"Talk not of wasted affection, affection never was wasted. If it enrich not the heart of another, its waters returning Back to their springs like the rain, shall find them full of refreshment."
Longfellow expounded this truth in " Evangeline," and it is a living truth. No man or woman who has loved should allow this priceless passion to darken life. After all, it is refreshing rain, often an oasis in a desert which in later years shall prove a blessed spot in the book of memory. A heart that has given of its best will be able to sympathise with the disappointments of others in a way that previously would have been impossible. The man or woman who has suffered from the joys and sorrows of unrequited love has still something to cherish, for its joys must be emphasised. There is no love without joy, and seldom love without pain. Even the castles in the air which the lover fondly builds must not be despised. As Emerson says :
" The gayest castles in the air are better for comfort and for use than the dungeons in the air that are daily dug by discontented people."
The human heart which has been touched by the greatest emotion becomes like the sensitive plate of a camera - responsive to various influences, so let them be pleasant ones. How delightful it is to meet such a brave and kindly being. One instinctively feels a congenial glow ; his or her sympathy and understanding inspire trust and confidence, and very often ultimately the greatest affection. It is wonderful what tremendous powers of healing lie in almost unconscious acts of kindliness of heart and mind from one being to the other. The balm which we offer to another so often heals our own heart too. Love should ever elevate, for the lips that smile when the heart aches often have the greatest power. If the sweet smile gives happiness to others, and the heart becomes more sympathetic and never harsh, life after all will be worth living. For happiness comes to the giver of happiness, just as discontent and hardness will return in the like manner to those who cast them forth upon the world.
The wise words of St. Francis de Sales come instinctively into the mind in this connection. He says, " Bear also in mind that the bee, whilst making its honey, lives upon a bitter food ; and in like manner we can never do acts of gentleness and patience better than while eating the bread of bitterness and enduring hardness."

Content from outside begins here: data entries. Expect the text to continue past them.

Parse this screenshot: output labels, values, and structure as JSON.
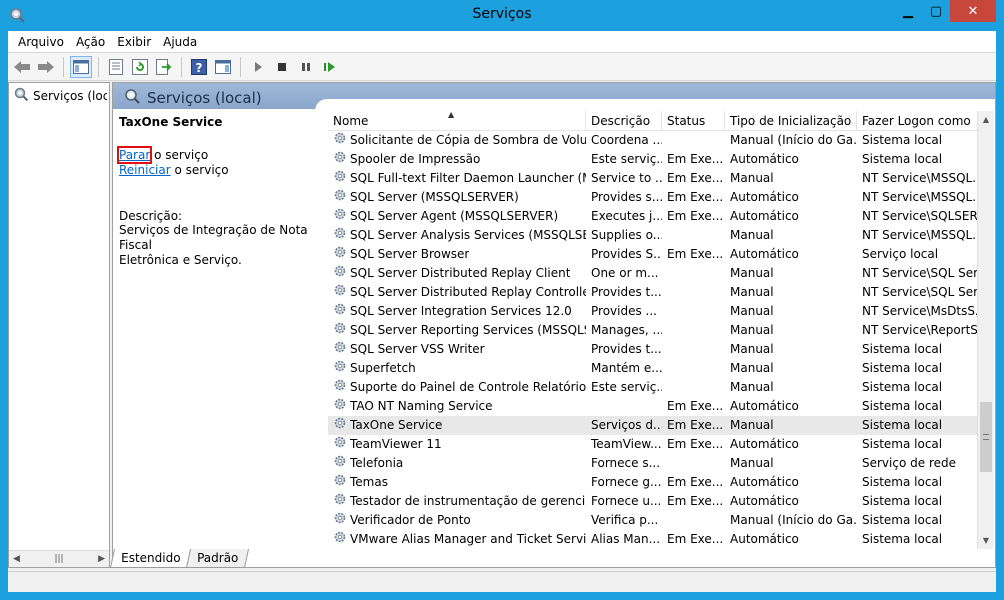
{
  "window": {
    "title": "Serviços"
  },
  "menu": [
    {
      "label": "Arquivo",
      "key": "A",
      "rest": "rquivo"
    },
    {
      "label": "Ação",
      "key": "",
      "rest": "Ação"
    },
    {
      "label": "Exibir",
      "key": "E",
      "rest": "xibir"
    },
    {
      "label": "Ajuda",
      "key": "",
      "rest": "Ajuda"
    }
  ],
  "tree": {
    "label": "Serviços (local)"
  },
  "pane": {
    "header": "Serviços (local)"
  },
  "detail": {
    "service_name": "TaxOne Service",
    "stop_link": "Parar",
    "stop_rest": " o serviço",
    "restart_link": "Reiniciar",
    "restart_rest": " o serviço",
    "description_label": "Descrição:",
    "description_line1": "Serviços de Integração de Nota Fiscal",
    "description_line2": "Eletrônica e Serviço."
  },
  "columns": [
    "Nome",
    "Descrição",
    "Status",
    "Tipo de Inicialização",
    "Fazer Logon como"
  ],
  "rows": [
    {
      "name": "Solicitante de Cópia de Sombra de Volume...",
      "desc": "Coordena ...",
      "status": "",
      "startup": "Manual (Início do Ga...",
      "logon": "Sistema local"
    },
    {
      "name": "Spooler de Impressão",
      "desc": "Este serviç...",
      "status": "Em Exe...",
      "startup": "Automático",
      "logon": "Sistema local"
    },
    {
      "name": "SQL Full-text Filter Daemon Launcher (MS...",
      "desc": "Service to ...",
      "status": "Em Exe...",
      "startup": "Manual",
      "logon": "NT Service\\MSSQL..."
    },
    {
      "name": "SQL Server (MSSQLSERVER)",
      "desc": "Provides s...",
      "status": "Em Exe...",
      "startup": "Automático",
      "logon": "NT Service\\MSSQL..."
    },
    {
      "name": "SQL Server Agent (MSSQLSERVER)",
      "desc": "Executes j...",
      "status": "Em Exe...",
      "startup": "Automático",
      "logon": "NT Service\\SQLSER..."
    },
    {
      "name": "SQL Server Analysis Services (MSSQLSERVE...",
      "desc": "Supplies o...",
      "status": "",
      "startup": "Manual",
      "logon": "NT Service\\MSSQL..."
    },
    {
      "name": "SQL Server Browser",
      "desc": "Provides S...",
      "status": "Em Exe...",
      "startup": "Automático",
      "logon": "Serviço local"
    },
    {
      "name": "SQL Server Distributed Replay Client",
      "desc": "One or m...",
      "status": "",
      "startup": "Manual",
      "logon": "NT Service\\SQL Ser..."
    },
    {
      "name": "SQL Server Distributed Replay Controller",
      "desc": "Provides t...",
      "status": "",
      "startup": "Manual",
      "logon": "NT Service\\SQL Ser..."
    },
    {
      "name": "SQL Server Integration Services 12.0",
      "desc": "Provides ...",
      "status": "",
      "startup": "Manual",
      "logon": "NT Service\\MsDtsS..."
    },
    {
      "name": "SQL Server Reporting Services (MSSQLSER...",
      "desc": "Manages, ...",
      "status": "",
      "startup": "Manual",
      "logon": "NT Service\\ReportS..."
    },
    {
      "name": "SQL Server VSS Writer",
      "desc": "Provides t...",
      "status": "",
      "startup": "Manual",
      "logon": "Sistema local"
    },
    {
      "name": "Superfetch",
      "desc": "Mantém e...",
      "status": "",
      "startup": "Manual",
      "logon": "Sistema local"
    },
    {
      "name": "Suporte do Painel de Controle Relatórios d...",
      "desc": "Este serviç...",
      "status": "",
      "startup": "Manual",
      "logon": "Sistema local"
    },
    {
      "name": "TAO NT Naming Service",
      "desc": "",
      "status": "Em Exe...",
      "startup": "Automático",
      "logon": "Sistema local"
    },
    {
      "name": "TaxOne Service",
      "desc": "Serviços d...",
      "status": "Em Exe...",
      "startup": "Manual",
      "logon": "Sistema local",
      "selected": true
    },
    {
      "name": "TeamViewer 11",
      "desc": "TeamView...",
      "status": "Em Exe...",
      "startup": "Automático",
      "logon": "Sistema local"
    },
    {
      "name": "Telefonia",
      "desc": "Fornece s...",
      "status": "",
      "startup": "Manual",
      "logon": "Serviço de rede"
    },
    {
      "name": "Temas",
      "desc": "Fornece g...",
      "status": "Em Exe...",
      "startup": "Automático",
      "logon": "Sistema local"
    },
    {
      "name": "Testador de instrumentação de gerenciam...",
      "desc": "Fornece u...",
      "status": "Em Exe...",
      "startup": "Automático",
      "logon": "Sistema local"
    },
    {
      "name": "Verificador de Ponto",
      "desc": "Verifica p...",
      "status": "",
      "startup": "Manual (Início do Ga...",
      "logon": "Sistema local"
    },
    {
      "name": "VMware Alias Manager and Ticket Service",
      "desc": "Alias Man...",
      "status": "Em Exe...",
      "startup": "Automático",
      "logon": "Sistema local"
    }
  ],
  "tabs": [
    "Estendido",
    "Padrão"
  ],
  "scroll": {
    "position_fraction": 0.82
  }
}
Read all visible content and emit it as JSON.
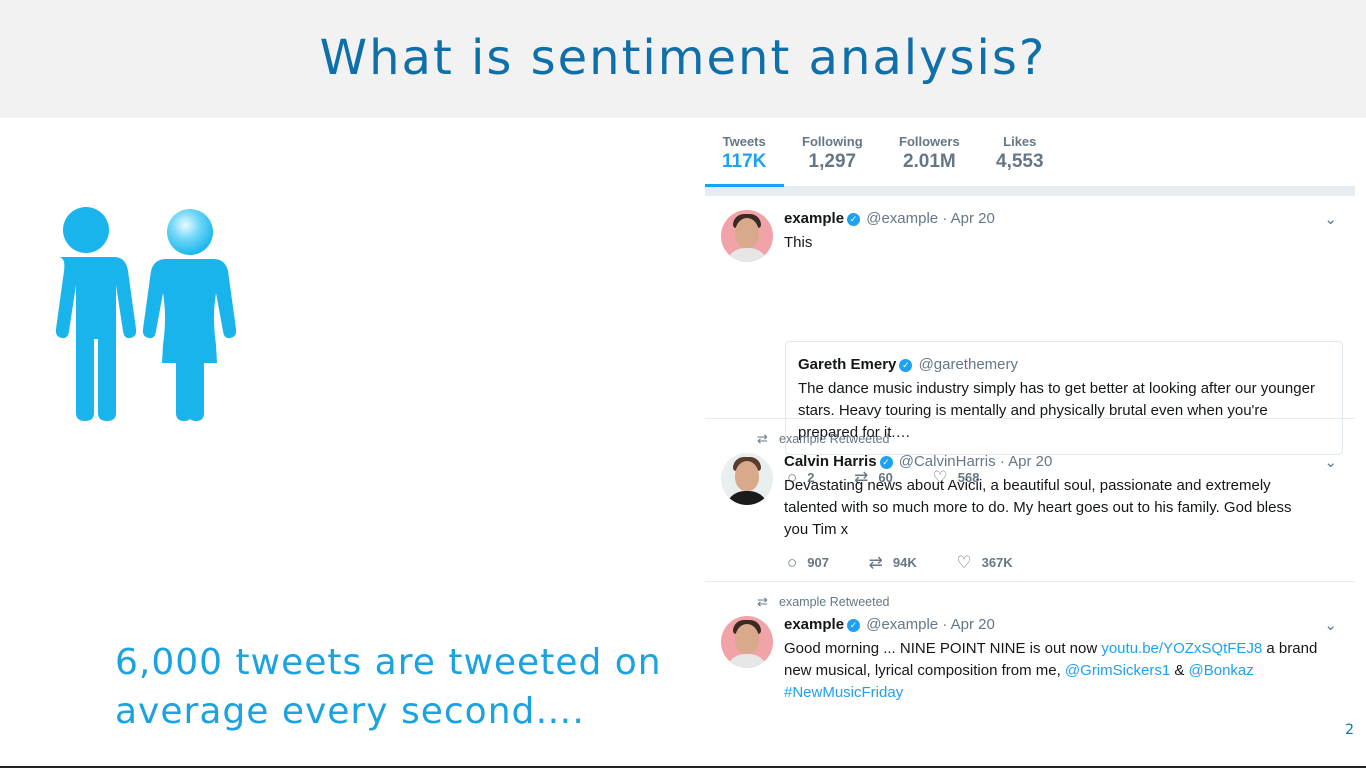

" Remember thou The noble uses of affliction; Preserve the quick humanity it gives, The pitying social sense of human weakness ; Yet keep thy stubborn fortitude entire, The manly heart that to another's woe Is tender, but superior to its own. Learn to submit, yet learn to conquer fortune."